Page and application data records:

↓↓↓

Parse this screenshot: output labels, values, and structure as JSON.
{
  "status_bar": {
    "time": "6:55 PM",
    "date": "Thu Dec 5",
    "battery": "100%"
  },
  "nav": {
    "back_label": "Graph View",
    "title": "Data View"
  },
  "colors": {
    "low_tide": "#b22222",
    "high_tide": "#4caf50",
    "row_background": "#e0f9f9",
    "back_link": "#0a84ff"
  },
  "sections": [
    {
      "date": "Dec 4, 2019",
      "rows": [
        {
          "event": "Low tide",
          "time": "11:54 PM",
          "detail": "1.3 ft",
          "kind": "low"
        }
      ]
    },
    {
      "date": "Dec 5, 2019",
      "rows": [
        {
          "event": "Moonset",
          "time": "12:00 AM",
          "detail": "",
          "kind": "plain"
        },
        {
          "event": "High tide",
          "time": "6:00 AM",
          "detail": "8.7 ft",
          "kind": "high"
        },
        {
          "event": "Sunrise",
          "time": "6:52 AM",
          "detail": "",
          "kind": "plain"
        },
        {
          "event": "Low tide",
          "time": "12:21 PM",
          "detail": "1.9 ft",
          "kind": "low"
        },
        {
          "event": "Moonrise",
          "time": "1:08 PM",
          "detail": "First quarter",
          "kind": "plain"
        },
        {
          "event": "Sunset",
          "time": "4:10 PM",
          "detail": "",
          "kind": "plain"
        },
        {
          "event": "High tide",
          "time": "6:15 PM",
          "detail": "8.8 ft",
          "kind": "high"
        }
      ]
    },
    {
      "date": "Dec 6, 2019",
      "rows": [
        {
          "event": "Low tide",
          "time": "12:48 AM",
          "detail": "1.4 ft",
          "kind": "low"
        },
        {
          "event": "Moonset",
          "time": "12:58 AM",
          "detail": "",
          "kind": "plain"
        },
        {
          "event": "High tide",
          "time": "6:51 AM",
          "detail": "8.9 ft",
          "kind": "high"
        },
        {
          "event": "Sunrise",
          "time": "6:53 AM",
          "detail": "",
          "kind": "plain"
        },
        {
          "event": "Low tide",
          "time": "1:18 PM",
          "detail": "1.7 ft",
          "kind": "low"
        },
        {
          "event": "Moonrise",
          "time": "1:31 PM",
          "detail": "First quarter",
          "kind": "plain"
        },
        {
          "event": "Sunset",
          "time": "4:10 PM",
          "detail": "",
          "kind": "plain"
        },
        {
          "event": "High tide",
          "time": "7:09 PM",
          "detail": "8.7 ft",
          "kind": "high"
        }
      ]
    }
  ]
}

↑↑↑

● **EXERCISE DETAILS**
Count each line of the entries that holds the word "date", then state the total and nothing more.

● **ANSWER BOX**
4